Protection against corrosionVarious measures can be effective in protecting the vacuum system or the individual vacuum pumps against corrosion:
- The first possibility is to prevent corrosive substances from entering the interior of the vacuum pump. This can be implemented by upstream condensers or gas scrubbers.
- The second possibility to avoid corrosion is to keep the process stream in the gas phase. In a screw vacuum pump this can be implemented by setting a certain operating temperature. In addition, the process gas can be diluted by a supplied ballast gas to reduce the partial pressure of the condensable gases. So, the following simple logic applies: suction in gaseous form and ejection in gaseous form. The minimum temperature must therefore be selected so that it is high enough to prevent gases from condensing out. The maximum temperature must be selected so that the vacuum pump is not damaged or so that the maximum permissible temperature according to ATEX classification is not exceeded.
- A third possibility is to use compatible materials for the vacuum pump. In COBRA screw vacuum pumps from Busch Vacuum Solutions, for example, all parts in contact with the process are made of ductile cast iron by default and have a special coating that is resistant to almost all chemicals.
Protection from particles entering the systemScrew vacuum pumps should always be operated with an inlet screen or an inlet filter. This is to prevent particles from entering the inside of the vacuum pump. Due to the precise manufacturing of screw vacuum pumps with the associated small clearances and tolerances, there is a certain sensitivity to entrained particles.
Dry screw vacuum pumps are frequently used with particulate dryers, especially in the pharmaceutical industry. A certain number of such particles can easily pass through the vacuum pump together with the process gas or be flushed out at the end of the process.
Nevertheless, it is advisable to take appropriate precautions in order to prevent particles from being sucked in on a regular basis. For example, Busch offers a large number of different particle filters for every application.
Leak-tightness of the vacuum pump/vacuum systemVacuum pumps and vacuum systems in a chemical environment must be so tight that no or still a minimum of ambient air can enter and create a potentially explosive atmosphere, or toxic or explosive gases can escape.
Polymer o-rings are generally used to prevent leaks between two stationary parts. The resistance depends on the selected polymer. The seal material therefore also needs to be adapted to possible process gases.
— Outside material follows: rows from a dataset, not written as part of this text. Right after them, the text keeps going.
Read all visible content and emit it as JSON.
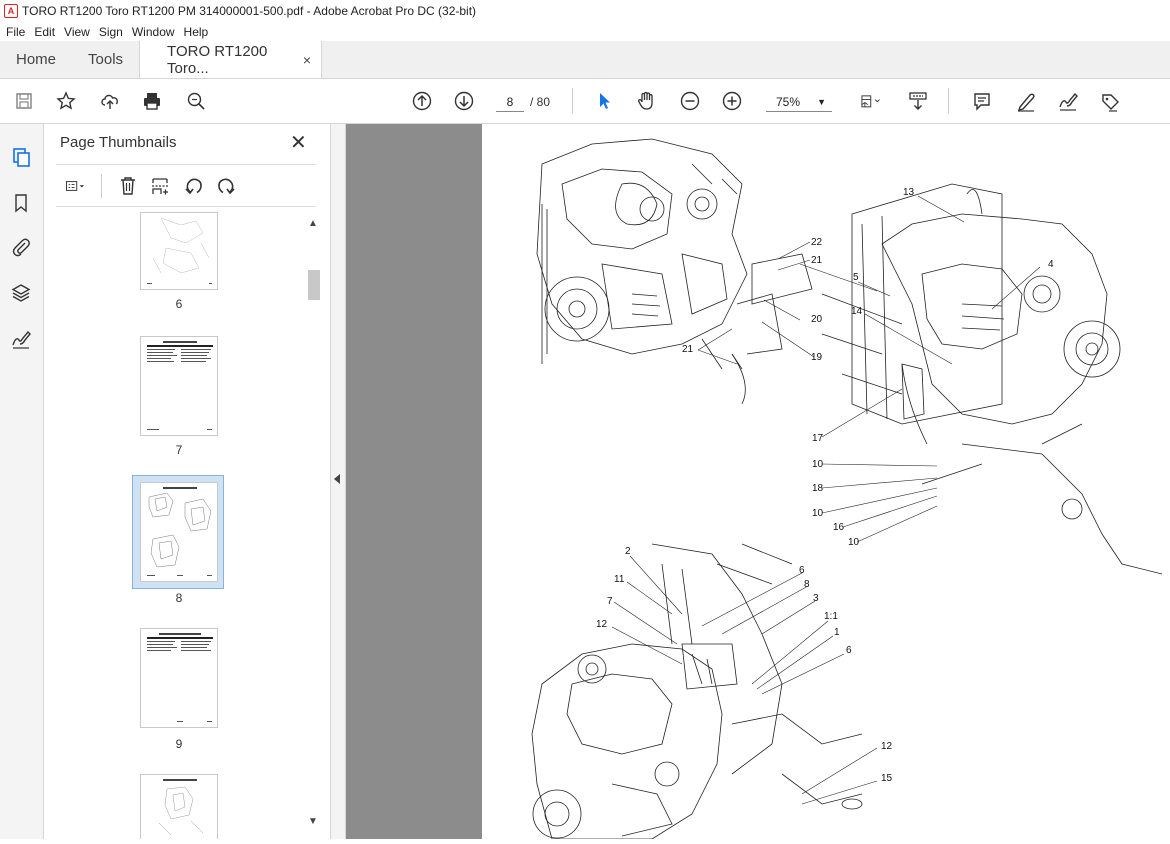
{
  "window": {
    "title": "TORO RT1200 Toro RT1200 PM 314000001-500.pdf - Adobe Acrobat Pro DC (32-bit)",
    "app_icon": "pdf-icon"
  },
  "menu": [
    "File",
    "Edit",
    "View",
    "Sign",
    "Window",
    "Help"
  ],
  "tabs": {
    "home": "Home",
    "tools": "Tools",
    "document": "TORO RT1200 Toro...",
    "close_glyph": "×"
  },
  "toolbar": {
    "current_page": "8",
    "total_pages": "/ 80",
    "zoom": "75%",
    "accent_color": "#1473e6"
  },
  "panel": {
    "title": "Page Thumbnails",
    "close_glyph": "✕",
    "thumbnails": [
      {
        "label": "6"
      },
      {
        "label": "7"
      },
      {
        "label": "8",
        "selected": true
      },
      {
        "label": "9"
      }
    ]
  },
  "drawing": {
    "callouts": [
      "13",
      "22",
      "21",
      "4",
      "5",
      "20",
      "14",
      "21",
      "19",
      "17",
      "10",
      "18",
      "10",
      "16",
      "10",
      "2",
      "6",
      "11",
      "8",
      "7",
      "3",
      "1:1",
      "12",
      "1",
      "6",
      "12",
      "15"
    ]
  }
}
Busch Vacuum Solutions has had a dynamic sealing concept for rotating shaft feedthroughs certified by TÜV SÜD in accordance with the Technical Instructions on Air Quality Control (TA Luft). These seals are considered technically leak-tight.
For most applications it is recommended that the vacuum pump is warmed up for a certain lead time before process operation. This allows the specified temperature to be set.
After the end of the process, it is recommended to purge the vacuum pump with non-condensable inert gas to completely remove the process gas from the vacuum pump before switching it off. Nitrogen is normally used for this flushing process.
Flushing the vacuum pump with a cleaning liquid at the end of the process is also possible and recommended if there is a risk of deposits forming inside the vacuum pump during cooling.
Explosion protectionWith different sealing systems, various coatings and appropriate accessories, COBRA screw vacuum pumps from Busch can be configured to be compatible with virtually any chemical.
In addition, various ATEX versions are available for COBRA screw vacuum pumps in accordance with EU Directive 2014/34/EU.
Also, any other national regulation can be adapted for these vacuum pumps like EX-proof in US or KOSHA in South Korea. This means that these vacuum pumps can also be used worldwide in potentially explosive areas and for conveying explosive gases and vapors.
Flame arresters may also be integrated if necessary.